Given this, it is also unclear what sources the authors used for their research for their book. While excluding a bibliography or footnotes in the text might have been a conscious decision by the creators to keep the feeling of a graphic novel, it makes it much harder for an interested reader to pursue specific further reading.
A space within the book that would be conducive for this guidance would be the introductory text. Free download. Book file PDF easily for everyone and every device.
This Book have some digital formats such us :paperbook, ebook, kindle, epub, fb2 and another formats. From Max and Moritz to Bobo Dormouse, German-language children's books have traveled around the world.
Here are 10 classics you're bound to come across. Grown-ups might find this book about the little mole with poop on his head a bit embarrassing, but that hasn't kept it from becoming internationally known.

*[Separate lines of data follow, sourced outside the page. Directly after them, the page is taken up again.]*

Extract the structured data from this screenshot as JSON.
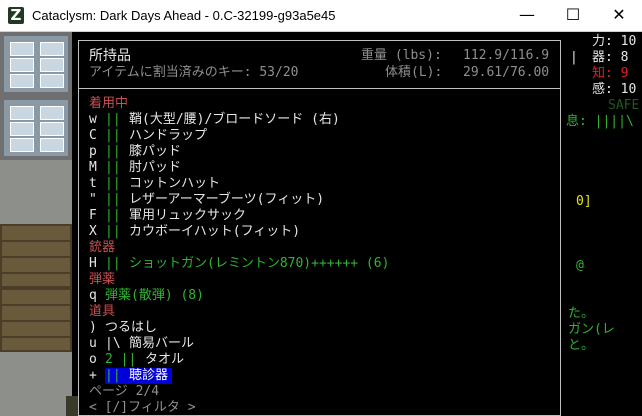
{
  "window": {
    "title": "Cataclysm: Dark Days Ahead - 0.C-32199-g93a5e45",
    "icon_glyph": "Z",
    "minimize": "—",
    "maximize": "☐",
    "close": "✕"
  },
  "inventory": {
    "title": "所持品",
    "assigned_keys": "アイテムに割当済みのキー: 53/20",
    "weight_label": "重量 (lbs):",
    "weight_value": "112.9/116.9",
    "volume_label": "体積(L):",
    "volume_value": "29.61/76.00",
    "sections": [
      {
        "header": "着用中",
        "items": [
          {
            "key": "w",
            "sep": "||",
            "name": "鞘(大型/腰)/ブロードソード (右)"
          },
          {
            "key": "C",
            "sep": "||",
            "name": "ハンドラップ"
          },
          {
            "key": "p",
            "sep": "||",
            "name": "膝パッド"
          },
          {
            "key": "M",
            "sep": "||",
            "name": "肘パッド"
          },
          {
            "key": "t",
            "sep": "||",
            "name": "コットンハット"
          },
          {
            "key": "\"",
            "sep": "||",
            "name": "レザーアーマーブーツ(フィット)"
          },
          {
            "key": "F",
            "sep": "||",
            "name": "軍用リュックサック"
          },
          {
            "key": "X",
            "sep": "||",
            "name": "カウボーイハット(フィット)"
          }
        ]
      },
      {
        "header": "銃器",
        "items": [
          {
            "key": "H",
            "sep": "||",
            "name": "ショットガン(レミントン870)++++++ (6)"
          }
        ]
      },
      {
        "header": "弾薬",
        "items": [
          {
            "key": "q",
            "sep": "",
            "name": "弾薬(散弾) (8)"
          }
        ]
      },
      {
        "header": "道具",
        "items": [
          {
            "key": ")",
            "sep": "",
            "name": "つるはし"
          },
          {
            "key": "u",
            "sep": "|\\",
            "name": "簡易バール"
          },
          {
            "key": "o",
            "sep": "2 ||",
            "name": "タオル"
          },
          {
            "key": "+",
            "sep": "||",
            "name": "聴診器"
          }
        ]
      }
    ],
    "page": "ページ 2/4",
    "filter": "< [/]フィルタ >"
  },
  "side_panel": {
    "stat_str": "力: 10",
    "stat_dex": "器: 8",
    "stat_int": "知: 9",
    "stat_per": "感: 10",
    "safe": "SAFE",
    "breath": "息: ||||\\",
    "bracket": "0]",
    "at_sign": "@",
    "msg1": "た。",
    "msg2": "ガン(レ",
    "msg3": "と。",
    "bar_glyph": "|"
  },
  "colors": {
    "section_header": "#c85050",
    "green_text": "#2fb52f",
    "selection_bg": "#0000d8",
    "stat_red": "#e02020"
  }
}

Wolf Erbruch's book has a promising title — and doesn't disappoint. In , Erbuch became the first German to win the Astrid Lindgren Prize, which was founded in in honor of the Pippi Longstocking author from Sweden. The illustrated story about the two mischievous boys is told in rhymes that are still quoted to this day.
The Oxford Illustrated History of the Third Reich
The book's title satirizes the way theater plays were often given subtitles at the time. The story of bunny siblings Hans and Grete was first published in - a time when teachers were authoritarian, pupils were well behaved and foxes were naughty. This children's book by Nils Werner, illustrated by Heinz Behling, was a classic in communist East Germany and was adapted as a film. Even today, it's particularly popular in eastern Germany. In the story, a little devil steals the pancakes for grandma's birthday party and a wild chase ensues.
Behling was also a caricaturist and co-founder of the East German satire magazine, "Eulenspiegel. Ali Mitgutsch is considered the father of hidden-picture books in the German-speaking world. Since then, numerous volumes of highly detailed illustrations have been published in Germany and abroad. His books contain no words, but lots of humor.